• WHAT THIS TASK INVOLVES
Reproduce all of the data exactly.
(TASK MATERIAL)
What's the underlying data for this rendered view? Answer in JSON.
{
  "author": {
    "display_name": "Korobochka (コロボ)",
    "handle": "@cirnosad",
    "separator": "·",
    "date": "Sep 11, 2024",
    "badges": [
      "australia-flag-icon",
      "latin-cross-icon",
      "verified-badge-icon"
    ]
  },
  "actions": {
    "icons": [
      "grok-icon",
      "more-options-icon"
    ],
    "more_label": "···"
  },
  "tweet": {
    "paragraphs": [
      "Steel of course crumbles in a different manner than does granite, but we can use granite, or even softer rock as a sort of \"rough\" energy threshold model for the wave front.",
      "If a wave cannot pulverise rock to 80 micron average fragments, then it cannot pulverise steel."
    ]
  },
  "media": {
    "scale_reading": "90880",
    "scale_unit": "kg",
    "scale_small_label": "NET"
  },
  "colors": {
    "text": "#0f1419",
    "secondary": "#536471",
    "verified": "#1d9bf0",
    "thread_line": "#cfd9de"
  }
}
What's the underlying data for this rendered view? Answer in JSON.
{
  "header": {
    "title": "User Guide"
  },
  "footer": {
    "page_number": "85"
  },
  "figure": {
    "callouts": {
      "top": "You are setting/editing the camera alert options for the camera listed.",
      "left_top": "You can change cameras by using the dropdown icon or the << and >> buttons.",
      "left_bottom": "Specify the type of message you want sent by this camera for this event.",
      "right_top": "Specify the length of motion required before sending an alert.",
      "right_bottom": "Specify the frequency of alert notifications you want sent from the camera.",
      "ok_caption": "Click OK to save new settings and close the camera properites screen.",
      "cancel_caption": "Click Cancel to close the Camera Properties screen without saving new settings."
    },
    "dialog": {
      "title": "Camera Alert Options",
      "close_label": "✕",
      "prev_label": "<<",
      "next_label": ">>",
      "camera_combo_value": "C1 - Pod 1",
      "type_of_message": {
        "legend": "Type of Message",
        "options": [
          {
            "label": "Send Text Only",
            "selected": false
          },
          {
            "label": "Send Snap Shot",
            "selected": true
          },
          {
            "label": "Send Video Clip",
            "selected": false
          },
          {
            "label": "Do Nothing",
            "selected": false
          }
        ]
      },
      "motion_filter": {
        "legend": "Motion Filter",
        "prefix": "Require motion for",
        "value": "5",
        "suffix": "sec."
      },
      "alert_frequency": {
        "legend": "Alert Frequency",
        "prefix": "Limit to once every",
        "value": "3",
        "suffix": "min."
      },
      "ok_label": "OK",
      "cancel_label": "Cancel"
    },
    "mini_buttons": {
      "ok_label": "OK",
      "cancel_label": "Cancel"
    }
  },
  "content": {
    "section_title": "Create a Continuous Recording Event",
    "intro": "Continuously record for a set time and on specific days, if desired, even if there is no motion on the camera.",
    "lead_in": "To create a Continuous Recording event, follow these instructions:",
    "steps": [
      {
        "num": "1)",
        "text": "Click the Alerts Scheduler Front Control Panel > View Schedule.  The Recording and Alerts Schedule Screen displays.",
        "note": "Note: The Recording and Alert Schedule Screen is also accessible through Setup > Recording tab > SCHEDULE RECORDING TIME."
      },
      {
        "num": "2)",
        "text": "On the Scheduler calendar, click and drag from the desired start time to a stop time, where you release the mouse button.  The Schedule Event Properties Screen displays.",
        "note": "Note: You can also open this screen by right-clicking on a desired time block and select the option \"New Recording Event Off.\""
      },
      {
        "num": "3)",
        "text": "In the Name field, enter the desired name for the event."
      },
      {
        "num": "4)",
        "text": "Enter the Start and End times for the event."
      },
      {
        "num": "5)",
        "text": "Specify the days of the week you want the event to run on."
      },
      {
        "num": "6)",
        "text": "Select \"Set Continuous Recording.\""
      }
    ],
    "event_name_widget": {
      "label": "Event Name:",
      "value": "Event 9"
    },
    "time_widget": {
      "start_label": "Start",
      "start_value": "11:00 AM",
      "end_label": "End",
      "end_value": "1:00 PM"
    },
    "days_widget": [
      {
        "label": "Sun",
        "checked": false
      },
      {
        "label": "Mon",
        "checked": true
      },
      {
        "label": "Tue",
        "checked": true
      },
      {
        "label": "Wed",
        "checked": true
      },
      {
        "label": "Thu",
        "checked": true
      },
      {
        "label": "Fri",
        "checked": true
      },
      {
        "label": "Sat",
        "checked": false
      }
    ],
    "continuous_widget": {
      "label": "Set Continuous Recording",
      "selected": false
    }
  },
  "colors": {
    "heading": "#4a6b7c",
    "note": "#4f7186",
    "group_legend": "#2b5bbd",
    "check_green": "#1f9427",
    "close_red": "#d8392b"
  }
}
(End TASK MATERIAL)
• SOLVED PROBLEM
What's the underlying data for this rendered view? Answer in JSON.
{
  "author": {
    "display_name": "Korobochka (コロボ)",
    "handle": "@cirnosad",
    "separator": "·",
    "date": "Sep 11, 2024",
    "badges": [
      "australia-flag-icon",
      "latin-cross-icon",
      "verified-badge-icon"
    ]
  },
  "actions": {
    "icons": [
      "grok-icon",
      "more-options-icon"
    ],
    "more_label": "···"
  },
  "tweet": {
    "paragraphs": [
      "Steel of course crumbles in a different manner than does granite, but we can use granite, or even softer rock as a sort of \"rough\" energy threshold model for the wave front.",
      "If a wave cannot pulverise rock to 80 micron average fragments, then it cannot pulverise steel."
    ]
  },
  "media": {
    "scale_reading": "90880",
    "scale_unit": "kg",
    "scale_small_label": "NET"
  },
  "colors": {
    "text": "#0f1419",
    "secondary": "#536471",
    "verified": "#1d9bf0",
    "thread_line": "#cfd9de"
  }
}
What's the underlying data for this rendered view? Answer in JSON.
{
  "header": {
    "title": "User Guide"
  },
  "footer": {
    "page_number": "85"
  },
  "figure": {
    "callouts": {
      "top": "You are setting/editing the camera alert options for the camera listed.",
      "left_top": "You can change cameras by using the dropdown icon or the << and >> buttons.",
      "left_bottom": "Specify the type of message you want sent by this camera for this event.",
      "right_top": "Specify the length of motion required before sending an alert.",
      "right_bottom": "Specify the frequency of alert notifications you want sent from the camera.",
      "ok_caption": "Click OK to save new settings and close the camera properites screen.",
      "cancel_caption": "Click Cancel to close the Camera Properties screen without saving new settings."
    },
    "dialog": {
      "title": "Camera Alert Options",
      "close_label": "✕",
      "prev_label": "<<",
      "next_label": ">>",
      "camera_combo_value": "C1 - Pod 1",
      "type_of_message": {
        "legend": "Type of Message",
        "options": [
          {
            "label": "Send Text Only",
            "selected": false
          },
          {
            "label": "Send Snap Shot",
            "selected": true
          },
          {
            "label": "Send Video Clip",
            "selected": false
          },
          {
            "label": "Do Nothing",
            "selected": false
          }
        ]
      },
      "motion_filter": {
        "legend": "Motion Filter",
        "prefix": "Require motion for",
        "value": "5",
        "suffix": "sec."
      },
      "alert_frequency": {
        "legend": "Alert Frequency",
        "prefix": "Limit to once every",
        "value": "3",
        "suffix": "min."
      },
      "ok_label": "OK",
      "cancel_label": "Cancel"
    },
    "mini_buttons": {
      "ok_label": "OK",
      "cancel_label": "Cancel"
    }
  },
  "content": {
    "section_title": "Create a Continuous Recording Event",
    "intro": "Continuously record for a set time and on specific days, if desired, even if there is no motion on the camera.",
    "lead_in": "To create a Continuous Recording event, follow these instructions:",
    "steps": [
      {
        "num": "1)",
        "text": "Click the Alerts Scheduler Front Control Panel > View Schedule.  The Recording and Alerts Schedule Screen displays.",
        "note": "Note: The Recording and Alert Schedule Screen is also accessible through Setup > Recording tab > SCHEDULE RECORDING TIME."
      },
      {
        "num": "2)",
        "text": "On the Scheduler calendar, click and drag from the desired start time to a stop time, where you release the mouse button.  The Schedule Event Properties Screen displays.",
        "note": "Note: You can also open this screen by right-clicking on a desired time block and select the option \"New Recording Event Off.\""
      },
      {
        "num": "3)",
        "text": "In the Name field, enter the desired name for the event."
      },
      {
        "num": "4)",
        "text": "Enter the Start and End times for the event."
      },
      {
        "num": "5)",
        "text": "Specify the days of the week you want the event to run on."
      },
      {
        "num": "6)",
        "text": "Select \"Set Continuous Recording.\""
      }
    ],
    "event_name_widget": {
      "label": "Event Name:",
      "value": "Event 9"
    },
    "time_widget": {
      "start_label": "Start",
      "start_value": "11:00 AM",
      "end_label": "End",
      "end_value": "1:00 PM"
    },
    "days_widget": [
      {
        "label": "Sun",
        "checked": false
      },
      {
        "label": "Mon",
        "checked": true
      },
      {
        "label": "Tue",
        "checked": true
      },
      {
        "label": "Wed",
        "checked": true
      },
      {
        "label": "Thu",
        "checked": true
      },
      {
        "label": "Fri",
        "checked": true
      },
      {
        "label": "Sat",
        "checked": false
      }
    ],
    "continuous_widget": {
      "label": "Set Continuous Recording",
      "selected": false
    }
  },
  "colors": {
    "heading": "#4a6b7c",
    "note": "#4f7186",
    "group_legend": "#2b5bbd",
    "check_green": "#1f9427",
    "close_red": "#d8392b"
  }
}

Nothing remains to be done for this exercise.